Microblogs (Twitter, Nixle)
Police departments are using microblog services like Twitter to issue breaking news, dispel rumors, host tweet-alongs and answer questions directly from the public. Encourage the media to follow your account for alerts. Tip: Have Twitter designate your account as an authentic government Twitter account. Verified accounts are designated by a blue verified badge on the account's profile. Twitter does not accept requests for verification from the general public.

Video sharing (UStream, Vimeo, YouTube)
Using an Ipad or even a smart phone, officials can share audio and video from events, press conferences or media interviews. Both UStream and Bambuser allow for live streaming.

Networking (Facebook, MySpace, Google Plus, LinkedIn, BlueLine)
Facebook is the name that first comes to mind when thinking about social networks, but there are a host of others, depending on what you are trying to do and who you are trying to reach. LinkedIn, a professional network, is better suited for recruitment purposes than information about a Crime Watch meeting.

The number of adults using social networks is up to 72 percent, and police departments are using these networks to share relevant information and encourage two-way communication.

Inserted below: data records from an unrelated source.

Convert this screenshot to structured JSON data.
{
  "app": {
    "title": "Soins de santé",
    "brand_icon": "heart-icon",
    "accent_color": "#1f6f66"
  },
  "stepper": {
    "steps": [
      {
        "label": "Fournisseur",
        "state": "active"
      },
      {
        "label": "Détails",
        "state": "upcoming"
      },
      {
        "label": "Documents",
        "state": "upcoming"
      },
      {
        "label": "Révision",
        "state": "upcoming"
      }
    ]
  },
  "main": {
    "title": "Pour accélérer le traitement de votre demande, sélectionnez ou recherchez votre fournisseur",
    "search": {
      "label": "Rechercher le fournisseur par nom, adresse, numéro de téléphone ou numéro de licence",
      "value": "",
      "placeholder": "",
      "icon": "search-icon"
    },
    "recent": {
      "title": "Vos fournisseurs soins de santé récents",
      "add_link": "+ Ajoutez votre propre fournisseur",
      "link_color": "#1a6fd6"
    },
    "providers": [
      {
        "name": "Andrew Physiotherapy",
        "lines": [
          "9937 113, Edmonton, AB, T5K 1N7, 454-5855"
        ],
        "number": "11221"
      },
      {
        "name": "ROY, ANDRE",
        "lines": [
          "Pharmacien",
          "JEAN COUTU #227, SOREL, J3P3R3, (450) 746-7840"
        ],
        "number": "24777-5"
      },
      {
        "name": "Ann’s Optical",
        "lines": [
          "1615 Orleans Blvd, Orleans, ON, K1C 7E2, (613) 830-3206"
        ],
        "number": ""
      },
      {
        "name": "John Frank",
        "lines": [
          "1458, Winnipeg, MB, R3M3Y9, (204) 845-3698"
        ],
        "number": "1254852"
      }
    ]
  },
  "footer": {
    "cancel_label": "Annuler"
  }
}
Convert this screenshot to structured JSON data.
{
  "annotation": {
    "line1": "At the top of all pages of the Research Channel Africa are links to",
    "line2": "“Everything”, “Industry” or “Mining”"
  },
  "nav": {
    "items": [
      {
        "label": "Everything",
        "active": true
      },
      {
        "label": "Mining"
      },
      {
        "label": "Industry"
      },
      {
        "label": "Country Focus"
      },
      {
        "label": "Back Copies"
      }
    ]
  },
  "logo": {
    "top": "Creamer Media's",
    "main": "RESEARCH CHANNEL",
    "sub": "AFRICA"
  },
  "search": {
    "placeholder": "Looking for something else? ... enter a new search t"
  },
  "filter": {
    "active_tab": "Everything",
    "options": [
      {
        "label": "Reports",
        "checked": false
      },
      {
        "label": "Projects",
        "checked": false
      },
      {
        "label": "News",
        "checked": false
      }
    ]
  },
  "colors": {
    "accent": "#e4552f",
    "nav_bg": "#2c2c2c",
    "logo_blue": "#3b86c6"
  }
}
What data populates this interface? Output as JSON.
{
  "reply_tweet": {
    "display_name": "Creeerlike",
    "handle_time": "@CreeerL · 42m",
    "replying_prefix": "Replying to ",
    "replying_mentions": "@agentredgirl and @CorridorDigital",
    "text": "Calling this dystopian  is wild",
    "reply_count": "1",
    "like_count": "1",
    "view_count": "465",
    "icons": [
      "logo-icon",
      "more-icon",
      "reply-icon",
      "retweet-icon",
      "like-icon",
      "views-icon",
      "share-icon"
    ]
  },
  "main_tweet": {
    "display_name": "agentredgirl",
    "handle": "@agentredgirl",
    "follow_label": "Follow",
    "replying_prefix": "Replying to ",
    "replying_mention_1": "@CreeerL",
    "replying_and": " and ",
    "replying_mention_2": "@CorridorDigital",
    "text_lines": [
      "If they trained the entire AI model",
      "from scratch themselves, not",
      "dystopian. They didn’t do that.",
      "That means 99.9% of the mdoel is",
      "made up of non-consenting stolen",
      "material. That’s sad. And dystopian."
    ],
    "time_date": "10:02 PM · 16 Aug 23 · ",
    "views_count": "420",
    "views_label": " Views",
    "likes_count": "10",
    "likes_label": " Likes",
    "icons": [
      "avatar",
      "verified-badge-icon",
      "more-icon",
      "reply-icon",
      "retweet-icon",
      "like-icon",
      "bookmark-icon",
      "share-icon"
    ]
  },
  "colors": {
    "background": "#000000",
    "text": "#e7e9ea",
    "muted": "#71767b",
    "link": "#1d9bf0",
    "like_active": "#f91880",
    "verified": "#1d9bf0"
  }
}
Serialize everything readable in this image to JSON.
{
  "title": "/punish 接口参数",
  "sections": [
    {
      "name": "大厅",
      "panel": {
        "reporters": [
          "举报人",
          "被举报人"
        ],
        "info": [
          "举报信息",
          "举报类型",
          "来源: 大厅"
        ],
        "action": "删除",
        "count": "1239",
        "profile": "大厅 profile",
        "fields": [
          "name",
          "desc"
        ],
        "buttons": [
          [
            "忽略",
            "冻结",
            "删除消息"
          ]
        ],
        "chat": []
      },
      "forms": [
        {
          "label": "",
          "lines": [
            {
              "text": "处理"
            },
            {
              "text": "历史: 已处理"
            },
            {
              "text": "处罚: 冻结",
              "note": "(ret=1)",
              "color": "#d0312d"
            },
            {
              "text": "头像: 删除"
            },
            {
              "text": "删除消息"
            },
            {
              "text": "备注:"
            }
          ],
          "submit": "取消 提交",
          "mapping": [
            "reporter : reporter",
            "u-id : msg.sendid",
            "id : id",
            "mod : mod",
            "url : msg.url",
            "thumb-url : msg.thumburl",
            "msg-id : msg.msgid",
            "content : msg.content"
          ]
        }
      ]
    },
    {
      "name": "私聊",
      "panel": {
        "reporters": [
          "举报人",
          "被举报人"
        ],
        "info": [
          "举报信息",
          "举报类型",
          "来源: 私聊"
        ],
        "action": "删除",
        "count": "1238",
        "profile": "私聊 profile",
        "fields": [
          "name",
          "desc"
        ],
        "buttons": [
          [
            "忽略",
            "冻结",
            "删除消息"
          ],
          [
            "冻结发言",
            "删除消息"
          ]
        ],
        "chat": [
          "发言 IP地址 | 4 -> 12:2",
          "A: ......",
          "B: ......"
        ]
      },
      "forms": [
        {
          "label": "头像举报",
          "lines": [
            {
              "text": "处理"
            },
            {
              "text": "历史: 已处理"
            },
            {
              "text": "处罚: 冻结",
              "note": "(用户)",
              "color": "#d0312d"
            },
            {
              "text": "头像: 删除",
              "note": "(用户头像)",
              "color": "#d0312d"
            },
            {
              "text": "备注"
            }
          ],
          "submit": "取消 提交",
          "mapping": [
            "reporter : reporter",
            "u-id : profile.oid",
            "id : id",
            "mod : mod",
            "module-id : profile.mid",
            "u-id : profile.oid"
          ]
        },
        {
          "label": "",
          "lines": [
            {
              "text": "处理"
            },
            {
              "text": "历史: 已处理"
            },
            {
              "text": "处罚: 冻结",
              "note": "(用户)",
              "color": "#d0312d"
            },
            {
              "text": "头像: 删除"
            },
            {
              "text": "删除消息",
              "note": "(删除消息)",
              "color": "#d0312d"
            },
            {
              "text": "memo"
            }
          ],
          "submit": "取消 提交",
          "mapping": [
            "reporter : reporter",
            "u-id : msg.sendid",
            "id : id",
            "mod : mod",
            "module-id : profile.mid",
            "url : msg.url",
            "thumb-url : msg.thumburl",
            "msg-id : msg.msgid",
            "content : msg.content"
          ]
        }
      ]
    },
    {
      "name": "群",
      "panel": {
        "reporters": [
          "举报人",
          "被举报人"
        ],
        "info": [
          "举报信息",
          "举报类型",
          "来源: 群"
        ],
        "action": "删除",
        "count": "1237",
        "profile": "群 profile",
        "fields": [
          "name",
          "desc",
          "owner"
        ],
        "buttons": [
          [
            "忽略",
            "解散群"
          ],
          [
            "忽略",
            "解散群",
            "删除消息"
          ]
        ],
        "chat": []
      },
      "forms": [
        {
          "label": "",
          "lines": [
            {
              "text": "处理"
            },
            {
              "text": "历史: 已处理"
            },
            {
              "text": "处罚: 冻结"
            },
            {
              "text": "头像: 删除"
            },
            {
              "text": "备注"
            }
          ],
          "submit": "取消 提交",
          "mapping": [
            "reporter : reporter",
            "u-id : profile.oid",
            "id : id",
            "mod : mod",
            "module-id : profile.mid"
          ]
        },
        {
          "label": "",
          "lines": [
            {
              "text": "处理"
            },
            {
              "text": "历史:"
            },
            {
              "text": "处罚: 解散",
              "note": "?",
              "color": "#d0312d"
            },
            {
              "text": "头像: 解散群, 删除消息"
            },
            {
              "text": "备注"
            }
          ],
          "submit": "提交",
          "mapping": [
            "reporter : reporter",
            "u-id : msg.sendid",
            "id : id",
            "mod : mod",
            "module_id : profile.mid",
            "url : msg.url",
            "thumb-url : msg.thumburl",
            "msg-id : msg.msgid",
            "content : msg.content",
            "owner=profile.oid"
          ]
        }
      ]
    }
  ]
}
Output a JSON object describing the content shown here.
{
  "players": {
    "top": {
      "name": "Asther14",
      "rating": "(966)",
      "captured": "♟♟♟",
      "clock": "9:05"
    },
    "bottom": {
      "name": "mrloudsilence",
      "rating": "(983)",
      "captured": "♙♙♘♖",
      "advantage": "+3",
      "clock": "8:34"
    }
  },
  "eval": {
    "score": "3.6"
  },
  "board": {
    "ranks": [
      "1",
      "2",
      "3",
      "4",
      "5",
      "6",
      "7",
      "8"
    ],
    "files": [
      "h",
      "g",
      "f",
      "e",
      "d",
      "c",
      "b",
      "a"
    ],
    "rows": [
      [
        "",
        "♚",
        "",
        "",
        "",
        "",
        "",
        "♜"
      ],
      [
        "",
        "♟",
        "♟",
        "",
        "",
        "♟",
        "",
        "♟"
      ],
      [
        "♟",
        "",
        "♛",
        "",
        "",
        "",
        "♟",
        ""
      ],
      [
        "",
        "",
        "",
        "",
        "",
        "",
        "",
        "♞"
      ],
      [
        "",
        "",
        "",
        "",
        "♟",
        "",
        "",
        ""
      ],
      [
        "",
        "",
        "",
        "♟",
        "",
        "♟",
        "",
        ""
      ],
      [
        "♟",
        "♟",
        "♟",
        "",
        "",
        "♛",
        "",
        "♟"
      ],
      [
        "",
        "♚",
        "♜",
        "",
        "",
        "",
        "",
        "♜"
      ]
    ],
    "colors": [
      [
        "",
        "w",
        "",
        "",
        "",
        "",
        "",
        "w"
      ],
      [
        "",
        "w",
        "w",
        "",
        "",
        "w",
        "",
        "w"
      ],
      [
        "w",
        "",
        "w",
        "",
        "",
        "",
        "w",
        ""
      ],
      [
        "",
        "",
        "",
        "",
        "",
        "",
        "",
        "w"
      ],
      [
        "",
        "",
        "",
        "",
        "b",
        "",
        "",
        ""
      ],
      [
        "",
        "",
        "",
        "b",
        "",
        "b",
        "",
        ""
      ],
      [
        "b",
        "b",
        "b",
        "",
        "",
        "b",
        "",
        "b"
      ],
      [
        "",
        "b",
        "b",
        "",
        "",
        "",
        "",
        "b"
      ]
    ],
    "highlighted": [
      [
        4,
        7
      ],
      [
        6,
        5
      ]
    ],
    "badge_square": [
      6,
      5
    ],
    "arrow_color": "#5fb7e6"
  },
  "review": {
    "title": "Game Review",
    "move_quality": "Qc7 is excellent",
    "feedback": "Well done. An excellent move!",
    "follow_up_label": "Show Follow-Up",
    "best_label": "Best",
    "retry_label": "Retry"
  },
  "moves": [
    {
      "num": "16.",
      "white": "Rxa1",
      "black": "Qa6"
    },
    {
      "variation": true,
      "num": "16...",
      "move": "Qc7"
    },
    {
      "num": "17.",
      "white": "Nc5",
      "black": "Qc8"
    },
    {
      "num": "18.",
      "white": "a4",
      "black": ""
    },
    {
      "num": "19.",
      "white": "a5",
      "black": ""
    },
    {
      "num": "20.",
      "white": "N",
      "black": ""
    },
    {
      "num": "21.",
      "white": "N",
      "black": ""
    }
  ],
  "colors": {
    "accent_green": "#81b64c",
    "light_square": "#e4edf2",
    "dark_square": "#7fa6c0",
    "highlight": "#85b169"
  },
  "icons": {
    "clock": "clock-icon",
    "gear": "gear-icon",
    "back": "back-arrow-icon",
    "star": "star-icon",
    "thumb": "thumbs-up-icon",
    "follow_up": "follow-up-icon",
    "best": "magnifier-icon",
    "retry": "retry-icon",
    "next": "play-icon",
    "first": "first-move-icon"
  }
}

The police chief of Brimfield, OH, has reached global "rock star" status in the social media world. From a township of a little more than 10,000, the department's Facebook page has more than 89,000 likes. The only police department with more likes is New York City.

"Our followers know that good news or bad news, we-re going to tell you the truth," said Oliver in a recent interview with Governing magazine. "We have some fun, but we also tell some sad stories along the way. You-ll always know that we-re trying to do what's right."

Chief Oliver posts relevant content with a healthy dose of humor and straight talk. His goal for using Facebook and other social media is to allow the public an inside look at police work. He credits the Facebook page with showing his residents and followers as far away as Australia and Japan that keeping a community safe is a team effort.

"If we-re going to reduce crime, the people have to be willing participants," explained Oliver during the interview. "We wanted to have any means of communication available so our department is the most functional operation it can be. I think the paradigm is shifting a little bit toward using social media as an outreach tool rather than just picking up the phone to call the police department."

Looking to replicate the type of communities created by Facebook and other social and professional networks, Bratton Technologies launched the BlueLine - in October. The web-based, free professional network is open exclusively to law enforcement professionals.

 "Information sharing helps cops do a better job of keeping our communities safe," said CEO William Bratton, former chief of the Los Angeles Police Department and commissioner of both the New York and Boston Police Departments. "BlueLine crowdsources the best and brightest in American policing, so innovations in crime-fighting and training and all manner of expertise can be shared to the instant benefit of everyone."

The International Association of Chiefs of Police maintains a website that serves as a clearinghouse of social media information to help officers integrate social media tools into their daily operations.

The site shares best practices, offers model policies and procedures and provides concise explanations of the tools and their potential uses.